* **Data section**
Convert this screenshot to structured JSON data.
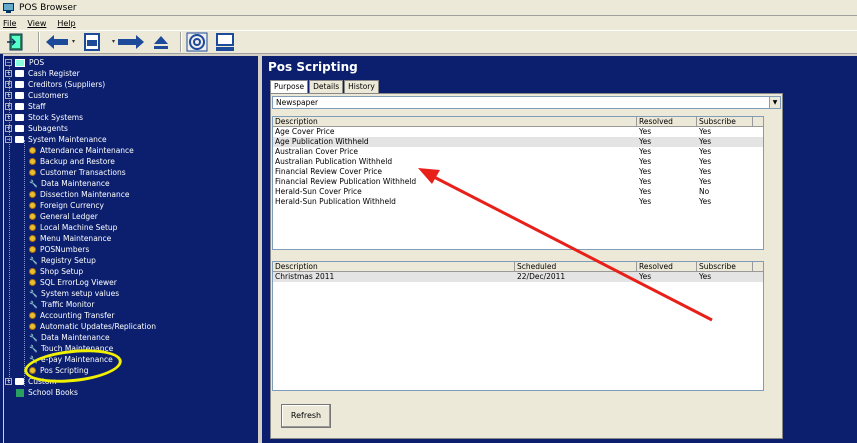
{
  "window": {
    "title": "POS Browser"
  },
  "menu": [
    {
      "label": "File"
    },
    {
      "label": "View"
    },
    {
      "label": "Help"
    }
  ],
  "tree": {
    "root": "POS",
    "items": [
      {
        "label": "Cash Register",
        "type": "folder"
      },
      {
        "label": "Creditors (Suppliers)",
        "type": "folder"
      },
      {
        "label": "Customers",
        "type": "folder"
      },
      {
        "label": "Staff",
        "type": "folder"
      },
      {
        "label": "Stock Systems",
        "type": "folder"
      },
      {
        "label": "Subagents",
        "type": "folder"
      },
      {
        "label": "System Maintenance",
        "type": "folder-open"
      },
      {
        "label": "Attendance Maintenance",
        "type": "gear"
      },
      {
        "label": "Backup and Restore",
        "type": "gear"
      },
      {
        "label": "Customer Transactions",
        "type": "gear"
      },
      {
        "label": "Data Maintenance",
        "type": "wrench"
      },
      {
        "label": "Dissection Maintenance",
        "type": "gear"
      },
      {
        "label": "Foreign Currency",
        "type": "gear"
      },
      {
        "label": "General Ledger",
        "type": "gear"
      },
      {
        "label": "Local Machine Setup",
        "type": "gear"
      },
      {
        "label": "Menu Maintenance",
        "type": "gear"
      },
      {
        "label": "POSNumbers",
        "type": "gear"
      },
      {
        "label": "Registry Setup",
        "type": "wrench"
      },
      {
        "label": "Shop Setup",
        "type": "gear"
      },
      {
        "label": "SQL ErrorLog Viewer",
        "type": "gear"
      },
      {
        "label": "System setup values",
        "type": "wrench"
      },
      {
        "label": "Traffic Monitor",
        "type": "wrench"
      },
      {
        "label": "Accounting Transfer",
        "type": "gear"
      },
      {
        "label": "Automatic Updates/Replication",
        "type": "gear"
      },
      {
        "label": "Data Maintenance",
        "type": "wrench"
      },
      {
        "label": "Touch Maintenance",
        "type": "wrench"
      },
      {
        "label": "e-pay Maintenance",
        "type": "wrench"
      },
      {
        "label": "Pos Scripting",
        "type": "gear"
      },
      {
        "label": "Custom",
        "type": "folder"
      },
      {
        "label": "School Books",
        "type": "book"
      }
    ]
  },
  "main": {
    "title": "Pos Scripting",
    "tabs": [
      {
        "label": "Purpose"
      },
      {
        "label": "Details"
      },
      {
        "label": "History"
      }
    ],
    "purpose_select": "Newspaper",
    "grid1": {
      "headers": [
        "Description",
        "Resolved",
        "Subscribe"
      ],
      "rows": [
        [
          "Age Cover Price",
          "Yes",
          "Yes"
        ],
        [
          "Age Publication Withheld",
          "Yes",
          "Yes"
        ],
        [
          "Australian Cover Price",
          "Yes",
          "Yes"
        ],
        [
          "Australian Publication Withheld",
          "Yes",
          "Yes"
        ],
        [
          "Financial Review Cover Price",
          "Yes",
          "Yes"
        ],
        [
          "Financial Review Publication Withheld",
          "Yes",
          "Yes"
        ],
        [
          "Herald-Sun Cover Price",
          "Yes",
          "No"
        ],
        [
          "Herald-Sun Publication Withheld",
          "Yes",
          "Yes"
        ]
      ]
    },
    "grid2": {
      "headers": [
        "Description",
        "Scheduled",
        "Resolved",
        "Subscribe"
      ],
      "rows": [
        [
          "Christmas 2011",
          "22/Dec/2011",
          "Yes",
          "Yes"
        ]
      ]
    },
    "refresh_label": "Refresh"
  },
  "colors": {
    "background": "#0b1f6e",
    "annotation_arrow": "#e8201a",
    "annotation_circle": "#f0f000"
  }
}
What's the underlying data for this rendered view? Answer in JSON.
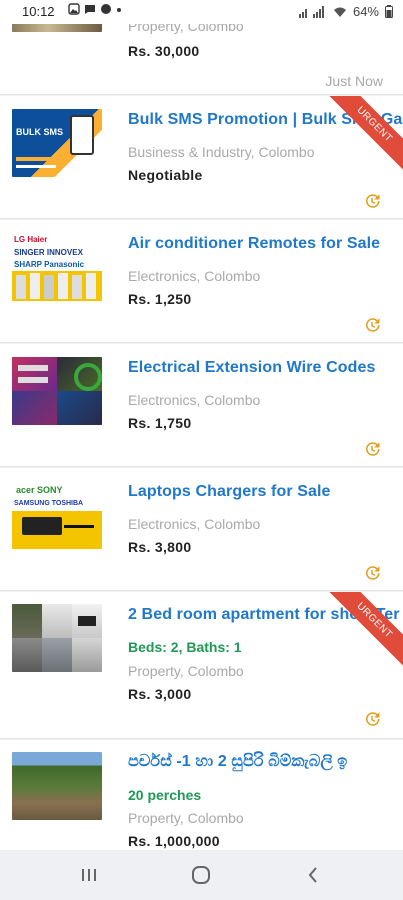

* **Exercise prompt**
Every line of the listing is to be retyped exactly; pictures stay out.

* **Output**
Convert this screenshot to structured JSON data.
{
  "window": {
    "title": "POS Browser"
  },
  "menu": [
    {
      "label": "File"
    },
    {
      "label": "View"
    },
    {
      "label": "Help"
    }
  ],
  "tree": {
    "root": "POS",
    "items": [
      {
        "label": "Cash Register",
        "type": "folder"
      },
      {
        "label": "Creditors (Suppliers)",
        "type": "folder"
      },
      {
        "label": "Customers",
        "type": "folder"
      },
      {
        "label": "Staff",
        "type": "folder"
      },
      {
        "label": "Stock Systems",
        "type": "folder"
      },
      {
        "label": "Subagents",
        "type": "folder"
      },
      {
        "label": "System Maintenance",
        "type": "folder-open"
      },
      {
        "label": "Attendance Maintenance",
        "type": "gear"
      },
      {
        "label": "Backup and Restore",
        "type": "gear"
      },
      {
        "label": "Customer Transactions",
        "type": "gear"
      },
      {
        "label": "Data Maintenance",
        "type": "wrench"
      },
      {
        "label": "Dissection Maintenance",
        "type": "gear"
      },
      {
        "label": "Foreign Currency",
        "type": "gear"
      },
      {
        "label": "General Ledger",
        "type": "gear"
      },
      {
        "label": "Local Machine Setup",
        "type": "gear"
      },
      {
        "label": "Menu Maintenance",
        "type": "gear"
      },
      {
        "label": "POSNumbers",
        "type": "gear"
      },
      {
        "label": "Registry Setup",
        "type": "wrench"
      },
      {
        "label": "Shop Setup",
        "type": "gear"
      },
      {
        "label": "SQL ErrorLog Viewer",
        "type": "gear"
      },
      {
        "label": "System setup values",
        "type": "wrench"
      },
      {
        "label": "Traffic Monitor",
        "type": "wrench"
      },
      {
        "label": "Accounting Transfer",
        "type": "gear"
      },
      {
        "label": "Automatic Updates/Replication",
        "type": "gear"
      },
      {
        "label": "Data Maintenance",
        "type": "wrench"
      },
      {
        "label": "Touch Maintenance",
        "type": "wrench"
      },
      {
        "label": "e-pay Maintenance",
        "type": "wrench"
      },
      {
        "label": "Pos Scripting",
        "type": "gear"
      },
      {
        "label": "Custom",
        "type": "folder"
      },
      {
        "label": "School Books",
        "type": "book"
      }
    ]
  },
  "main": {
    "title": "Pos Scripting",
    "tabs": [
      {
        "label": "Purpose"
      },
      {
        "label": "Details"
      },
      {
        "label": "History"
      }
    ],
    "purpose_select": "Newspaper",
    "grid1": {
      "headers": [
        "Description",
        "Resolved",
        "Subscribe"
      ],
      "rows": [
        [
          "Age Cover Price",
          "Yes",
          "Yes"
        ],
        [
          "Age Publication Withheld",
          "Yes",
          "Yes"
        ],
        [
          "Australian Cover Price",
          "Yes",
          "Yes"
        ],
        [
          "Australian Publication Withheld",
          "Yes",
          "Yes"
        ],
        [
          "Financial Review Cover Price",
          "Yes",
          "Yes"
        ],
        [
          "Financial Review Publication Withheld",
          "Yes",
          "Yes"
        ],
        [
          "Herald-Sun Cover Price",
          "Yes",
          "No"
        ],
        [
          "Herald-Sun Publication Withheld",
          "Yes",
          "Yes"
        ]
      ]
    },
    "grid2": {
      "headers": [
        "Description",
        "Scheduled",
        "Resolved",
        "Subscribe"
      ],
      "rows": [
        [
          "Christmas 2011",
          "22/Dec/2011",
          "Yes",
          "Yes"
        ]
      ]
    },
    "refresh_label": "Refresh"
  },
  "colors": {
    "background": "#0b1f6e",
    "annotation_arrow": "#e8201a",
    "annotation_circle": "#f0f000"
  }
}
What's the underlying data for this rendered view? Answer in JSON.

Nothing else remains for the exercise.